This legal action began in 1993, when the Ecuadorean plaintiffs filed a class action lawsuit in U.S. District Court in New York against Texaco, since purchased by Chevron.
The class action complaint was filed on behalf of 30,000 inhabitants of the Oriente region of Ecuador seeking compensation for environmental and personal injury from oil contamination in the rainforest from 30 years of oil extraction.

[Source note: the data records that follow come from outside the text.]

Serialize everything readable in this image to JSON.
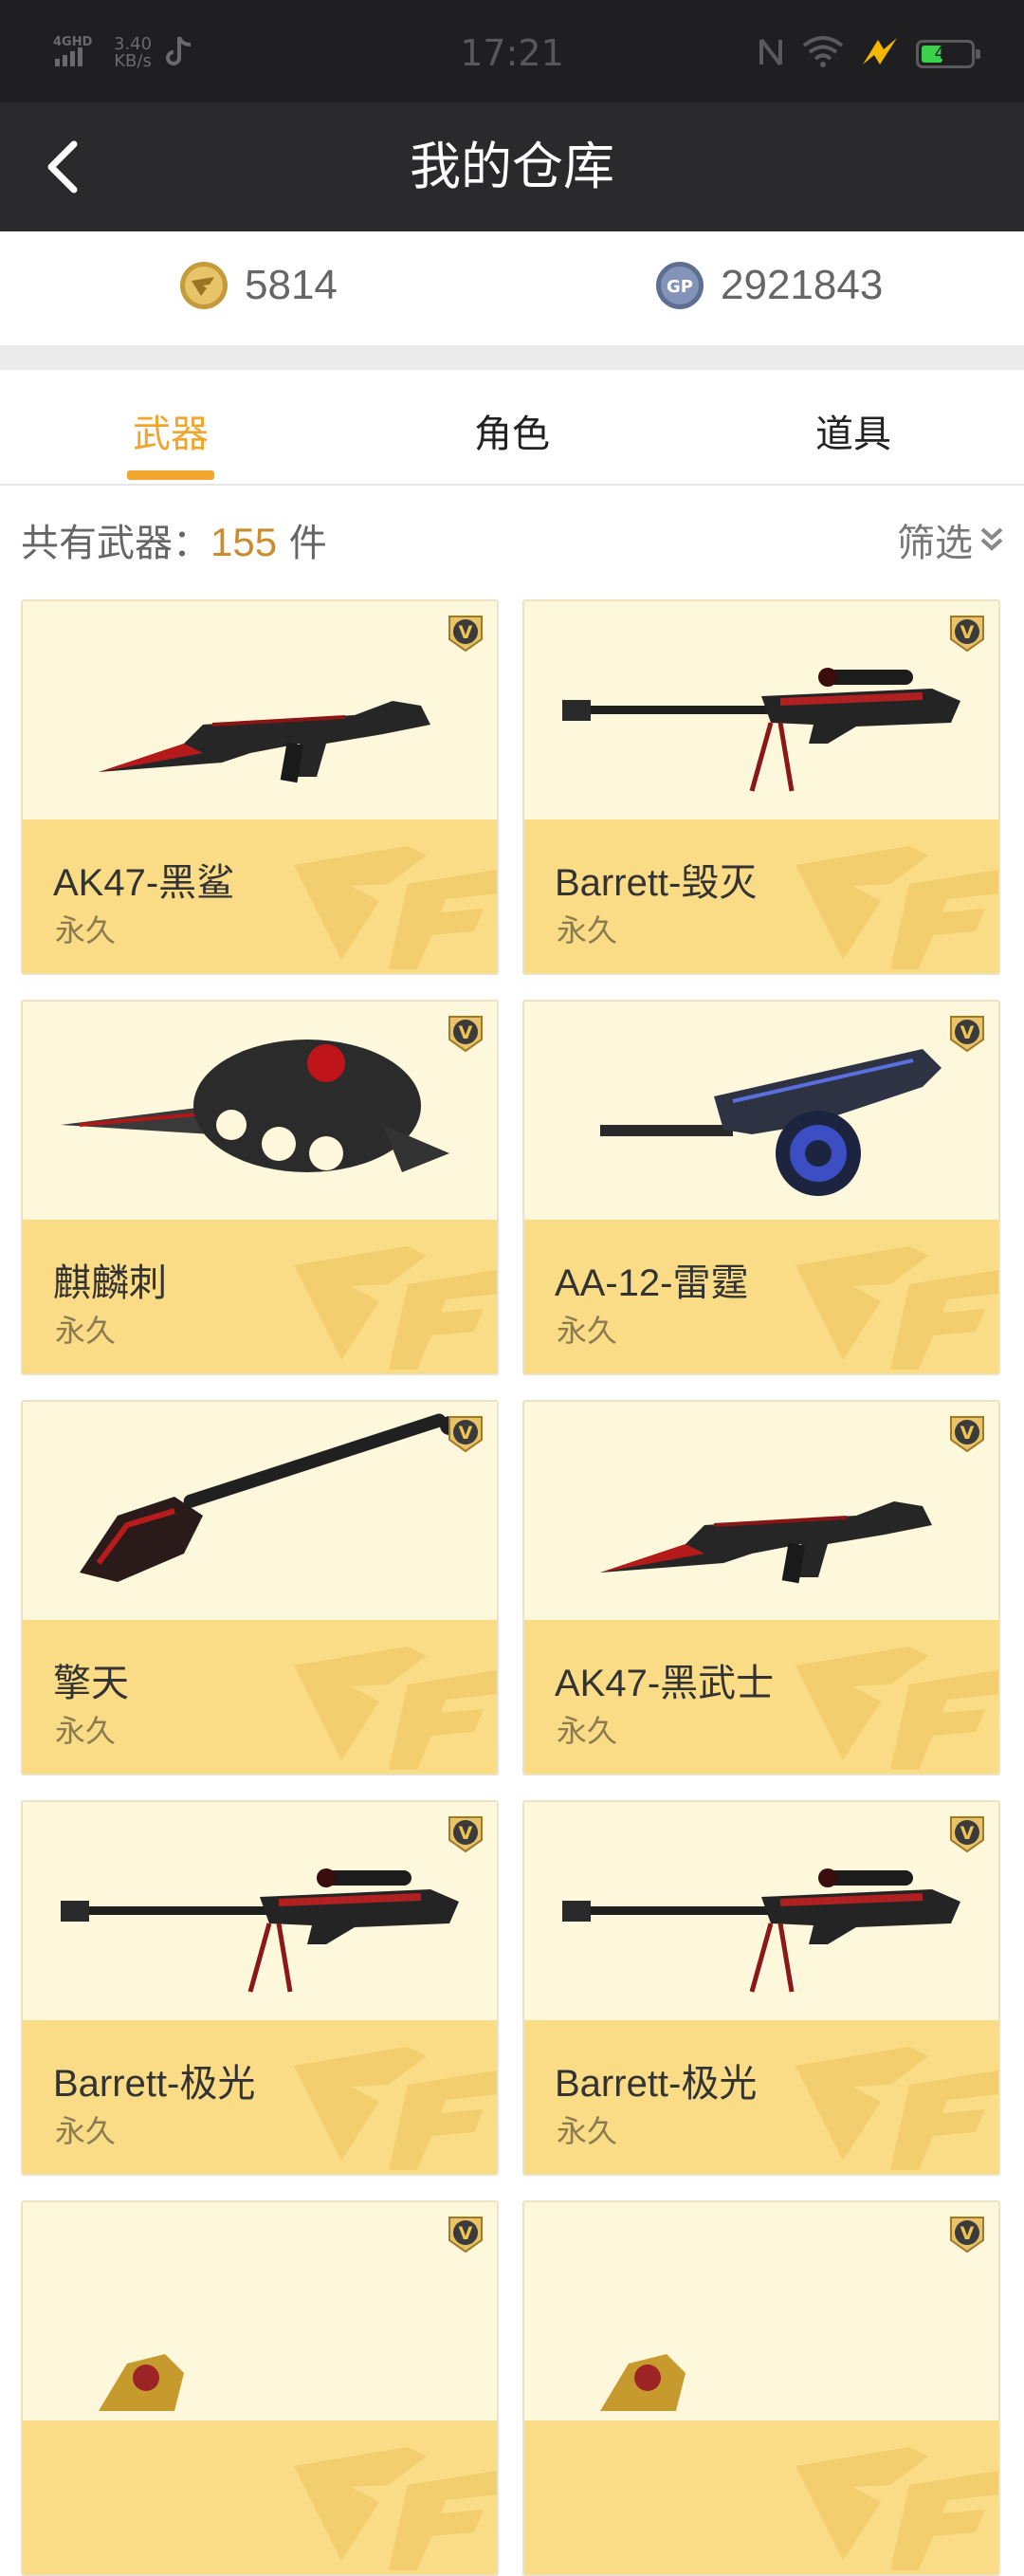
{
  "status_bar": {
    "network": "4GHD",
    "speed_value": "3.40",
    "speed_unit": "KB/s",
    "time": "17:21",
    "battery": "41"
  },
  "header": {
    "title": "我的仓库"
  },
  "currency": {
    "cf_points": "5814",
    "gp_points": "2921843",
    "gp_label": "GP"
  },
  "tabs": [
    {
      "label": "武器",
      "active": true
    },
    {
      "label": "角色",
      "active": false
    },
    {
      "label": "道具",
      "active": false
    }
  ],
  "summary": {
    "label": "共有武器：",
    "count": "155",
    "unit": " 件",
    "filter_label": "筛选"
  },
  "items": [
    {
      "name": "AK47-黑鲨",
      "term": "永久",
      "badge": "V",
      "weapon_icon": "rifle-icon"
    },
    {
      "name": "Barrett-毁灭",
      "term": "永久",
      "badge": "V",
      "weapon_icon": "sniper-icon"
    },
    {
      "name": "麒麟刺",
      "term": "永久",
      "badge": "V",
      "weapon_icon": "knuckle-knife-icon"
    },
    {
      "name": "AA-12-雷霆",
      "term": "永久",
      "badge": "V",
      "weapon_icon": "shotgun-icon"
    },
    {
      "name": "擎天",
      "term": "永久",
      "badge": "V",
      "weapon_icon": "shovel-icon"
    },
    {
      "name": "AK47-黑武士",
      "term": "永久",
      "badge": "V",
      "weapon_icon": "rifle-icon"
    },
    {
      "name": "Barrett-极光",
      "term": "永久",
      "badge": "V",
      "weapon_icon": "sniper-icon"
    },
    {
      "name": "Barrett-极光",
      "term": "永久",
      "badge": "V",
      "weapon_icon": "sniper-icon"
    },
    {
      "name": "",
      "term": "",
      "badge": "V",
      "weapon_icon": "gold-weapon-icon"
    },
    {
      "name": "",
      "term": "",
      "badge": "V",
      "weapon_icon": "gold-weapon-icon"
    }
  ],
  "colors": {
    "accent": "#f2a52c",
    "card_top": "#fdf7db",
    "card_bottom": "#f9dc85",
    "header": "#2a2a2c"
  }
}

The lawsuit accuses Texaco of deliberately and unlawfully discharging more than 18 billion gallons of toxic waste into Amazon waterways, decimating indigenous groups and poisoning an area the size of Rhode Island.

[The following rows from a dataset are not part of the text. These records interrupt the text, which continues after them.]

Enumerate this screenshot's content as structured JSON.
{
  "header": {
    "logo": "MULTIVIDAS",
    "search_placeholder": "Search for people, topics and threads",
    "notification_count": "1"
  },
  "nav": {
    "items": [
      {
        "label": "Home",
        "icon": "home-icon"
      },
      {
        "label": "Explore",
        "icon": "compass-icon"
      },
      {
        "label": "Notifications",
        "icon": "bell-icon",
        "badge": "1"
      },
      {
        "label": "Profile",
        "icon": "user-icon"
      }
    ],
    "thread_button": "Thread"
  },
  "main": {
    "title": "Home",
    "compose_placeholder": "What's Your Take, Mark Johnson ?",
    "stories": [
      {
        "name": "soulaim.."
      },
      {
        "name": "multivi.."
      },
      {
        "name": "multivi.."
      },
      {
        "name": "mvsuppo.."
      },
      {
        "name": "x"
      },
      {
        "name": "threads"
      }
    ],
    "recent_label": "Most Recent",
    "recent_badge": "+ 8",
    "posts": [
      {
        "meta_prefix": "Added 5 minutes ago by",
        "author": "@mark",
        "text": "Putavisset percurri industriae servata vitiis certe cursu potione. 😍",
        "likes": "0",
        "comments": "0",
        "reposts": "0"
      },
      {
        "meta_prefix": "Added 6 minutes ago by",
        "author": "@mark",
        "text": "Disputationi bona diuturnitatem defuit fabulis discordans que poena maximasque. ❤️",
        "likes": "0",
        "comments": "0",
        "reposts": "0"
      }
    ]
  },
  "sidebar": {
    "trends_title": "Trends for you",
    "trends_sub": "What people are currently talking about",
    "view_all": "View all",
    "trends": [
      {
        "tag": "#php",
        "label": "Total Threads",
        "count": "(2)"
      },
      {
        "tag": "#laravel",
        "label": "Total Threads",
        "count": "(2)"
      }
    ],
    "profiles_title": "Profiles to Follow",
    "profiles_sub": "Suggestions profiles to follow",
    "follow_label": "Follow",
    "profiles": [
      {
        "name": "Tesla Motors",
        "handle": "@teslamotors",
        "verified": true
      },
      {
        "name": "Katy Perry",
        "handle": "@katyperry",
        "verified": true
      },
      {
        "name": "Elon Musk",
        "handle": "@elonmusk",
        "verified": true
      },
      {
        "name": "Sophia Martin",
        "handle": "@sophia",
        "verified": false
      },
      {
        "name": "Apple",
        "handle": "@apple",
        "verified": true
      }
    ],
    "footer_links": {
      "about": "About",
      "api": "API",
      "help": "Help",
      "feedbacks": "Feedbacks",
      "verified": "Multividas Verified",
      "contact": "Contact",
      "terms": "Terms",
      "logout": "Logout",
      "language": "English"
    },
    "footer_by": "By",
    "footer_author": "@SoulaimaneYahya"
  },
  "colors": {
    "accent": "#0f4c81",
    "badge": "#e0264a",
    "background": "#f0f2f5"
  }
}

Nine years later, at Chevron's request, that litigation was dismissed and transferred to the courts of Ecuador, where Judge Zambrano issued a judgment against Chevron on February 14, 2011.
Kaplan ordered Chevron to post a $21.8 million bond or deposit that amount with the court to ensure payment of any damages caused by the delay in enforcement of the judgment, if his injunction does not stand.
The Ecuadoreans, acting as defendants in Chevron's racketeering lawsuit, today filed a 42-page sworn affidavit, backed by hundreds of pages of exhibits, outlining in detail Chevron's 18-year effort to undermine the Ecuadorean court in Lago Agrio.
Ecuadorian attorney Juan Pablo Saenz wrote in his affidavit to Judge Kaplan, "After decades of exploiting the country and wielding its influence like a club as it extracted riches from the Napo Concession, Chevron believed it could use that same power to buy or bully its way to a swift dismissal of this case, or, at the very least, to delay the day of reckoning indefinitely."
"It is crystal clear that Chevron wanted this case to be heard in Ecuador because it believed that the Ecuadorian judiciary was too weak to handle these claims," wrote Saenz in his affidavit. "It was only when the Ecuadorian judiciary proved more independent than Chevron expected that the company did an about-face and started to attack Ecuador's courts."
Chevron has removed all assets from Ecuador and has claimed it will not pay the judgment, even though it had promised U.S. courts it would abide by the Ecuador court's decision as a condition of the case being transferred to Ecuador.